» **Brief**: Search the entries below for "JSON". Report each line where it occurs.

/---

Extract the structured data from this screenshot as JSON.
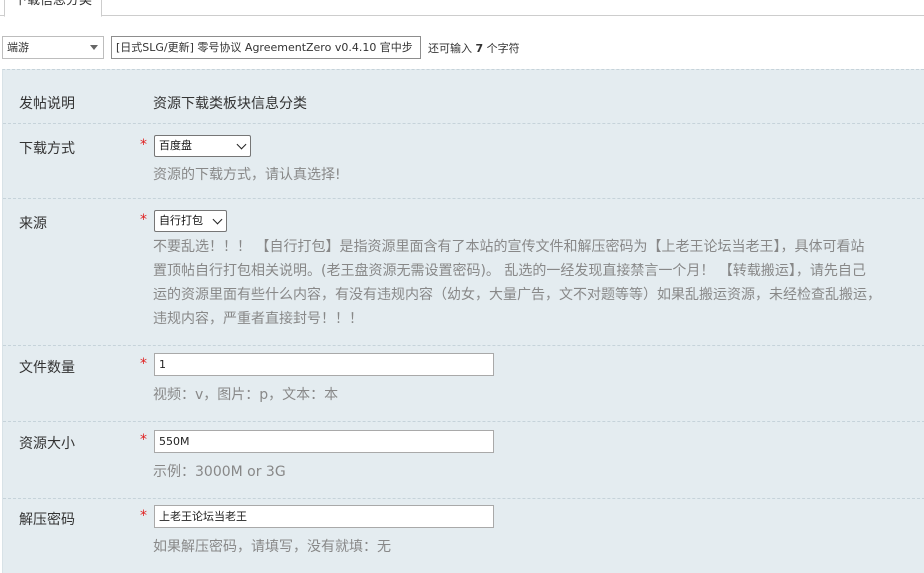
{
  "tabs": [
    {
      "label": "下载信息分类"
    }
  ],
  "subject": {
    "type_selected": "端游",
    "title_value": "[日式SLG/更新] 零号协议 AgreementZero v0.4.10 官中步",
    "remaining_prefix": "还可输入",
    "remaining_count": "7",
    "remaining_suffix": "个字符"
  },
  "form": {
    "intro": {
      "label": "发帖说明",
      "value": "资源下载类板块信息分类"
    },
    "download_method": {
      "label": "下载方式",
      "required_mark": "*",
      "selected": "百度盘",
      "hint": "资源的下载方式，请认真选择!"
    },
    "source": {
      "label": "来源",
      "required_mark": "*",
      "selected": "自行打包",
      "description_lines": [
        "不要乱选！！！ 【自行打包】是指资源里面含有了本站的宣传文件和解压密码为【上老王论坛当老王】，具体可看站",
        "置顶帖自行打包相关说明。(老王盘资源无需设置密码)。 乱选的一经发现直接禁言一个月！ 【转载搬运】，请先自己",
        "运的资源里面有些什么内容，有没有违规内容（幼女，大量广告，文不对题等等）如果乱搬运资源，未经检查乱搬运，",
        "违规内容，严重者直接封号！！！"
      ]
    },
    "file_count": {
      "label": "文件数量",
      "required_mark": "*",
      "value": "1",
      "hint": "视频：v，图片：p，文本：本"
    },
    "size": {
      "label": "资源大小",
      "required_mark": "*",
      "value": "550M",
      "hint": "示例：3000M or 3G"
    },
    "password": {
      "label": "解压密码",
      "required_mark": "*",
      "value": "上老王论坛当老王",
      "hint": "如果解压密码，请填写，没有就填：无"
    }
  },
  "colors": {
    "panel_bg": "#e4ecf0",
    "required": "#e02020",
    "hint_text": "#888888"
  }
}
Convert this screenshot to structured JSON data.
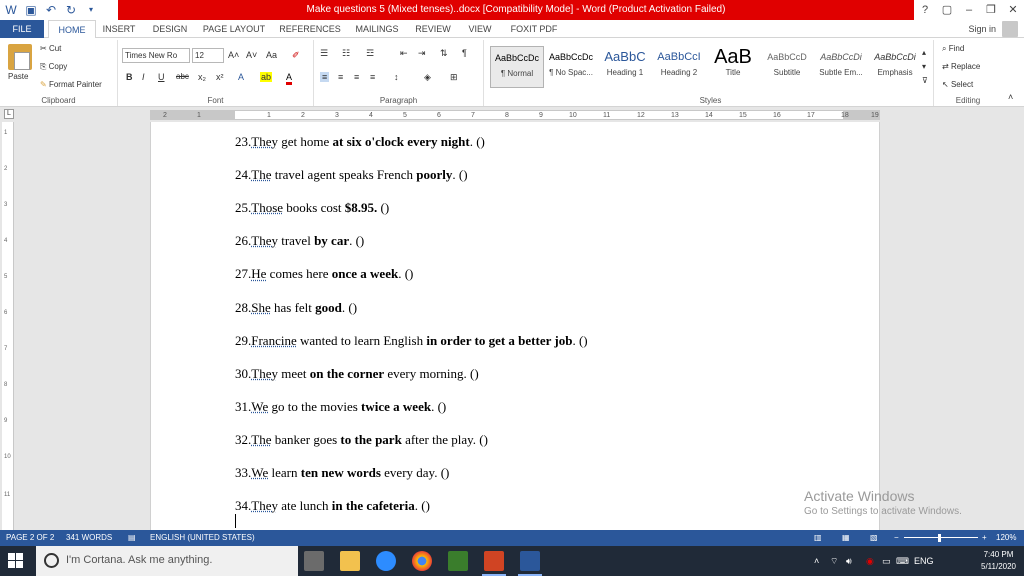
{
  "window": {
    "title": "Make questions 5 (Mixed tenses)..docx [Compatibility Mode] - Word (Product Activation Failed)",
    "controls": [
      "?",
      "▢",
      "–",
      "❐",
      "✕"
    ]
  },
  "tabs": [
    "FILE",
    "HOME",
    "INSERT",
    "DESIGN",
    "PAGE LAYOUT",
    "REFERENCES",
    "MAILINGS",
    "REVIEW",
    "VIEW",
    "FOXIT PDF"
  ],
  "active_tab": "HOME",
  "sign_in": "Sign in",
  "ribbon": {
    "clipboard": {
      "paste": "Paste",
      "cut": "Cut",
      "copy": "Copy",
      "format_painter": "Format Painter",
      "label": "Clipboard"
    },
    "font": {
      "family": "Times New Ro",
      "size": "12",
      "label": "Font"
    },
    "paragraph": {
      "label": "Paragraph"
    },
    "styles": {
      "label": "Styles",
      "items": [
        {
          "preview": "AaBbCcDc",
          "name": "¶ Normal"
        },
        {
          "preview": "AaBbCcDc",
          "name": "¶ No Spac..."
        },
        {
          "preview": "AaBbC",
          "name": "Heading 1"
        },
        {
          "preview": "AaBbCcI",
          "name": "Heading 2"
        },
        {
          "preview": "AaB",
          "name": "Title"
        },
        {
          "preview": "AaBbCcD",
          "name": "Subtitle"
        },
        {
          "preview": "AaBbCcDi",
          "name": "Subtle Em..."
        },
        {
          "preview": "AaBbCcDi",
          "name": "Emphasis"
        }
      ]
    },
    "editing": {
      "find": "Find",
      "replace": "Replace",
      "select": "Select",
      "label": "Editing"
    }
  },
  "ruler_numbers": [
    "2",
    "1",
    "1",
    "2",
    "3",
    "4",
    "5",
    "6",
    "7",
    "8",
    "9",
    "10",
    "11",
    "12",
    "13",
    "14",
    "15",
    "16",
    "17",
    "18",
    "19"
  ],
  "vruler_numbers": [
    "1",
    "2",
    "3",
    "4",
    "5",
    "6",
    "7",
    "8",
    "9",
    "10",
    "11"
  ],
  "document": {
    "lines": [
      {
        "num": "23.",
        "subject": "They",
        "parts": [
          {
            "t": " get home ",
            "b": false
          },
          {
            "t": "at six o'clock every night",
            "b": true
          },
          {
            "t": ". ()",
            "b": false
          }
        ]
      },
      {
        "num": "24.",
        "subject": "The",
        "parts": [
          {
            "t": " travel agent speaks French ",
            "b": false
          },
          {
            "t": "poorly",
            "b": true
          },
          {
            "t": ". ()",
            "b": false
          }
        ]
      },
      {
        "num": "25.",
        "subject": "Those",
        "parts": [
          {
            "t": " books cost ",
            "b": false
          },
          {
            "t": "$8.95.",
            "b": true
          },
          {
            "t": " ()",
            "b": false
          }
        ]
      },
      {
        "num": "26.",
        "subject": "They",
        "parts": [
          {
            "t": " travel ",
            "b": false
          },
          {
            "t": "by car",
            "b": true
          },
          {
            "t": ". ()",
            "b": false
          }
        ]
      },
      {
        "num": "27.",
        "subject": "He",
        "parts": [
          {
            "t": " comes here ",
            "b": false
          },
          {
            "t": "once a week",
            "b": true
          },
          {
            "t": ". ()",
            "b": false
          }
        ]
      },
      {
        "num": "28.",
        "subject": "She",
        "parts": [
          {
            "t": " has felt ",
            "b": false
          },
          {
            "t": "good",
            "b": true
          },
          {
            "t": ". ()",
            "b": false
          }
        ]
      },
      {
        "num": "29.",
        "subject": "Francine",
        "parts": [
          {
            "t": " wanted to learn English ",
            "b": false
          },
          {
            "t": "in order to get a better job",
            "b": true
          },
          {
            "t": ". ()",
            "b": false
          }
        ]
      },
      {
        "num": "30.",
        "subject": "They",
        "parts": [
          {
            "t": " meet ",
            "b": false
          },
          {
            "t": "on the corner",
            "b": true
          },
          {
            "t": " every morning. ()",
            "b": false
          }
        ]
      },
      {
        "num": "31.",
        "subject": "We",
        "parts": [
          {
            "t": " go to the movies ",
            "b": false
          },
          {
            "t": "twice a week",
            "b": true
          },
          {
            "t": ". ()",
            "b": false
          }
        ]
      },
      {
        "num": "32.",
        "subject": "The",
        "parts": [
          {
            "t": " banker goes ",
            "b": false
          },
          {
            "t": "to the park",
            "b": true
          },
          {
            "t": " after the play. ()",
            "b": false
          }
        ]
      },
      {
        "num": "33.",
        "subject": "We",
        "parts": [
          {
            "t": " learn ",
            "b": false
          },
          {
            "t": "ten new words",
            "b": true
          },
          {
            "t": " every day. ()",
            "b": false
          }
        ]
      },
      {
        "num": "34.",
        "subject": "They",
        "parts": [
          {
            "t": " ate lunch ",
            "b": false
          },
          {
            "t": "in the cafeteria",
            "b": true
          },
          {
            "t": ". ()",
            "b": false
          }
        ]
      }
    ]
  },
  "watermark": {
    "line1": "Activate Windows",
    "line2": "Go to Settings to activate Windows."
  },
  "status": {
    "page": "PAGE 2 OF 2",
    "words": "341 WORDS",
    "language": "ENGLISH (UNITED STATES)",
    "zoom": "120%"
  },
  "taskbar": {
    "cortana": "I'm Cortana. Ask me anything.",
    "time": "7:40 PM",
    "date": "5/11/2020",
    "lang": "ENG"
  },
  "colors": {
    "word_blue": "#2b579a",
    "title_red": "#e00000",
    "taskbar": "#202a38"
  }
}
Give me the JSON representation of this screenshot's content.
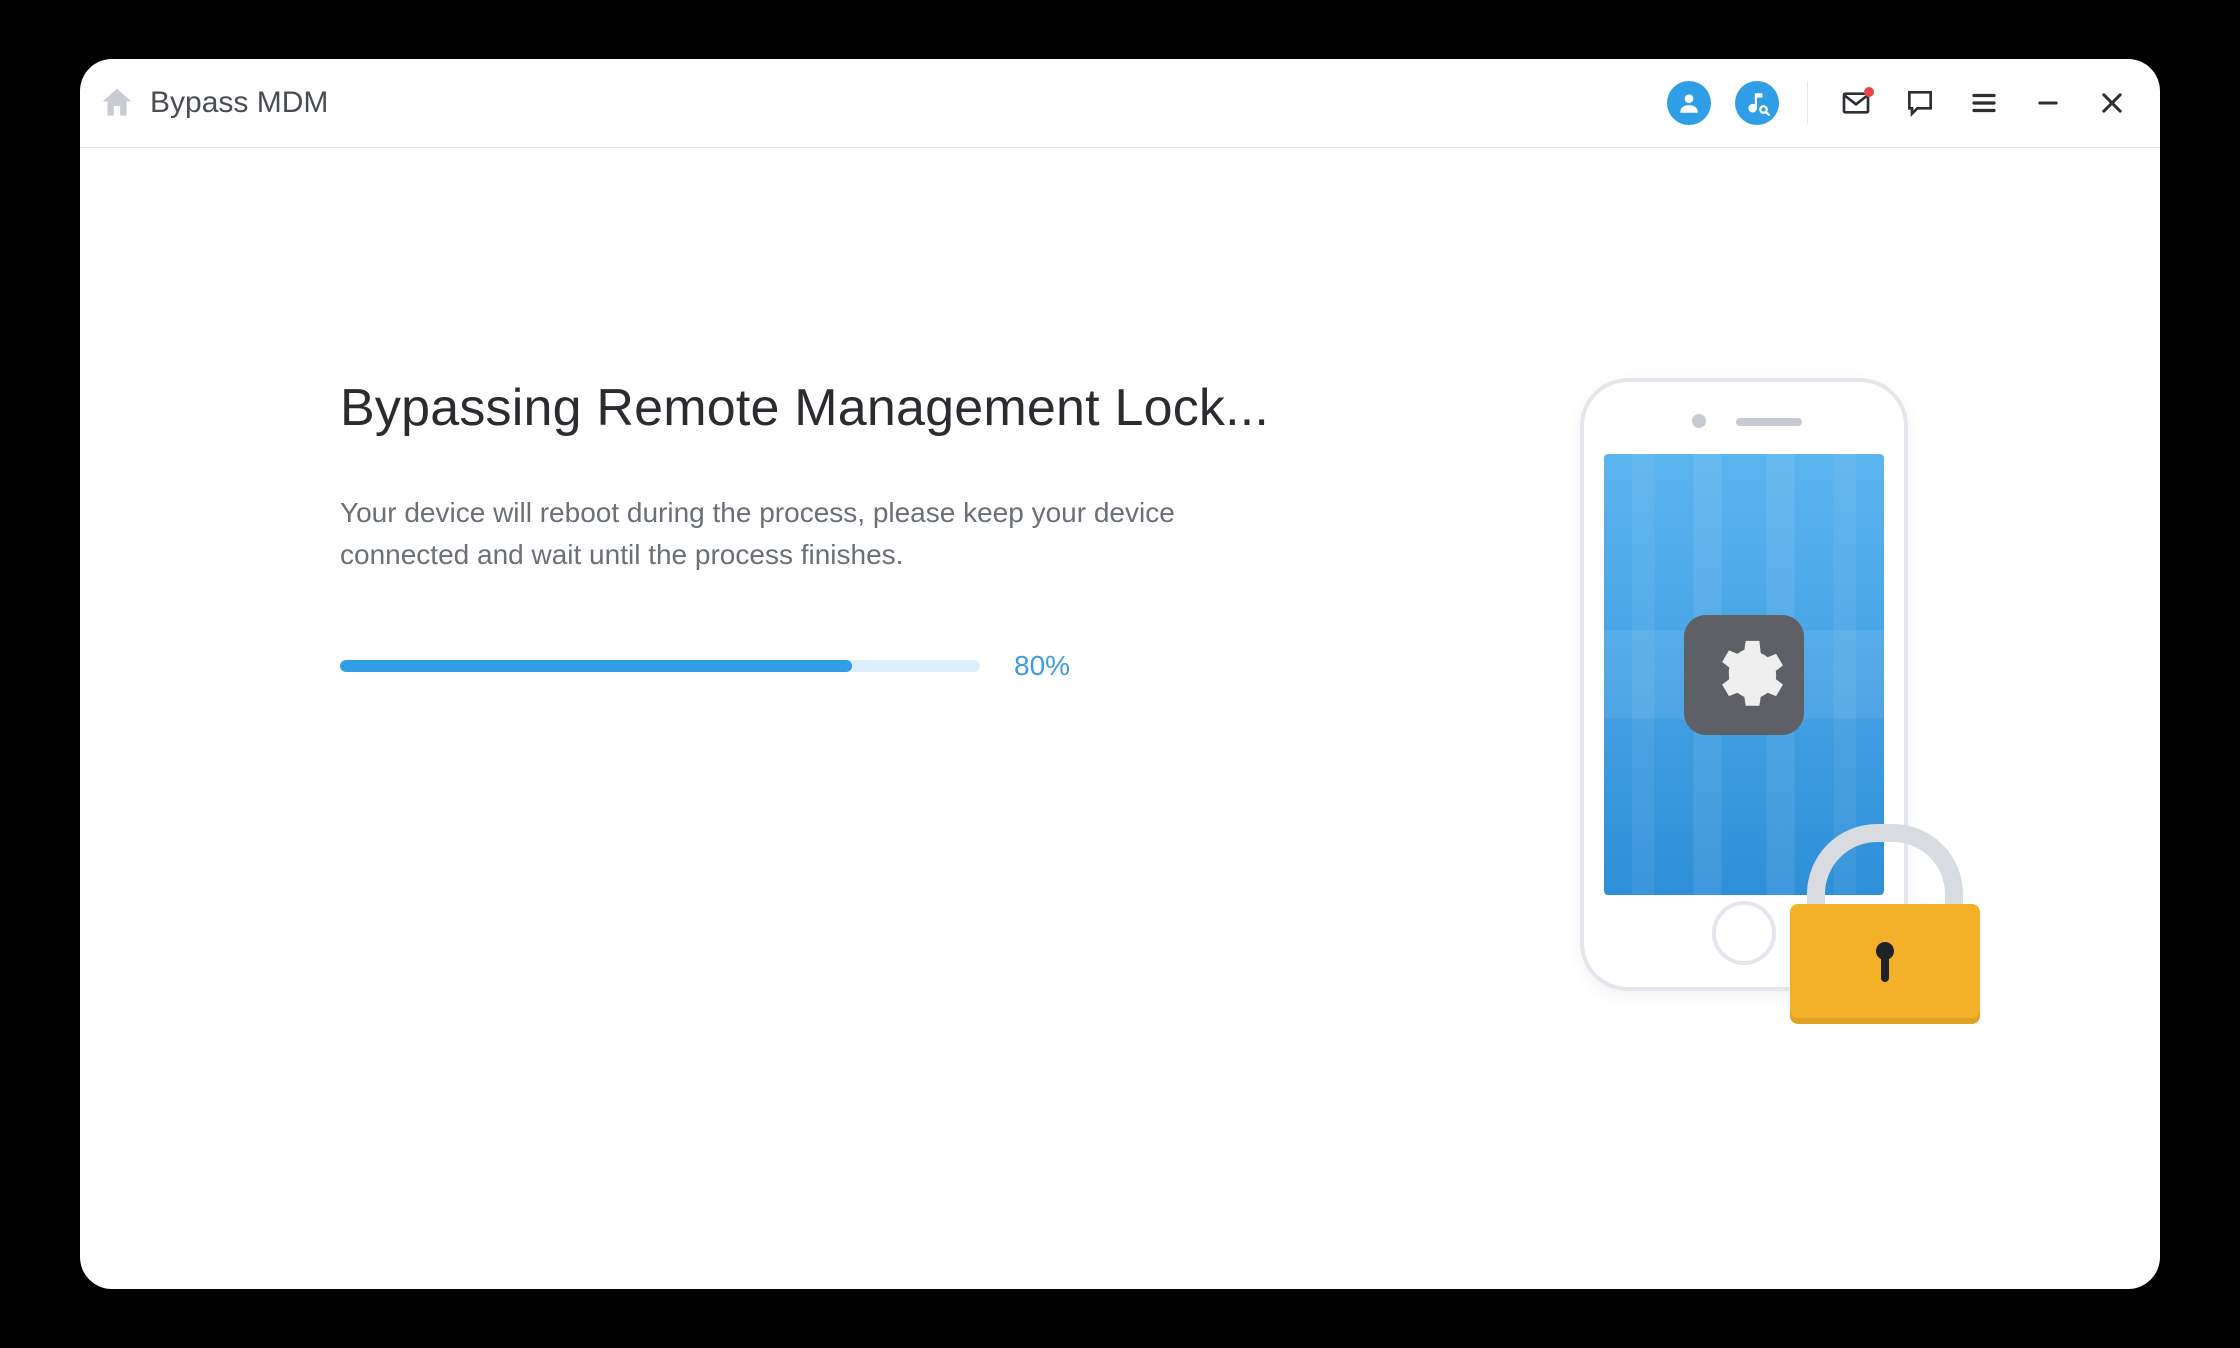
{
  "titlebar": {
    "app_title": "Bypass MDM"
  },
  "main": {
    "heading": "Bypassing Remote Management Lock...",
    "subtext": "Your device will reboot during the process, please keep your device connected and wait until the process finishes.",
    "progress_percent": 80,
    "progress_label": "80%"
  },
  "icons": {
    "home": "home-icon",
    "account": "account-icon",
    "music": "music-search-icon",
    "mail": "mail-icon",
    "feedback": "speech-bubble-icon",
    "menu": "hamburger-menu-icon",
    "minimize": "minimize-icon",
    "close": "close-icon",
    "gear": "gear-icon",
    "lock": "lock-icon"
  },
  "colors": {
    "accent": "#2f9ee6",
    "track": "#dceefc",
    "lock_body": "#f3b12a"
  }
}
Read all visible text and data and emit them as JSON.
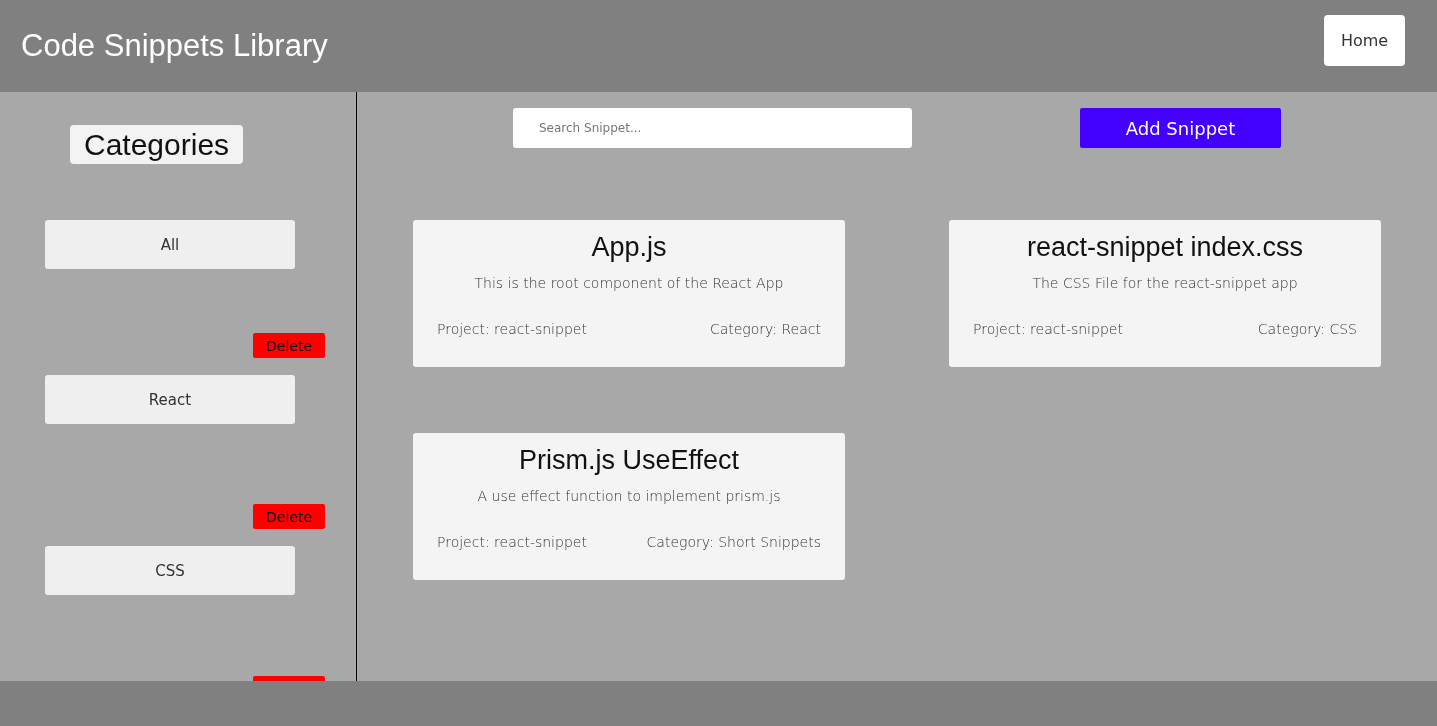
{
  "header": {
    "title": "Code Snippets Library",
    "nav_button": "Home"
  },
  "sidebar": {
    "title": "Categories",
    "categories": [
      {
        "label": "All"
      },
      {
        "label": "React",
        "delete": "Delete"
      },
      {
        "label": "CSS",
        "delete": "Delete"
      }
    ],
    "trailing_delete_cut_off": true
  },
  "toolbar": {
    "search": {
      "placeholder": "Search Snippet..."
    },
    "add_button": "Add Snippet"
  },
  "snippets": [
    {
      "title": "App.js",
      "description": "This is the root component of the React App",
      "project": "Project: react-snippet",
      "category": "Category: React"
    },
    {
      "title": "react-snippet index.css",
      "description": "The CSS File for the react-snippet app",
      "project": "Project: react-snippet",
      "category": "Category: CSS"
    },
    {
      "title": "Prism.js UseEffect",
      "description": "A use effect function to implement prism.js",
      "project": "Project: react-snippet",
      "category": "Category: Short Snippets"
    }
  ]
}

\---

» **Exercise answer**:
Extract the structured data from this screenshot as JSON.
Convert this screenshot to structured JSON data.
Give me the JSON representation of this screenshot's content.
Read all visible text and data and emit them as JSON.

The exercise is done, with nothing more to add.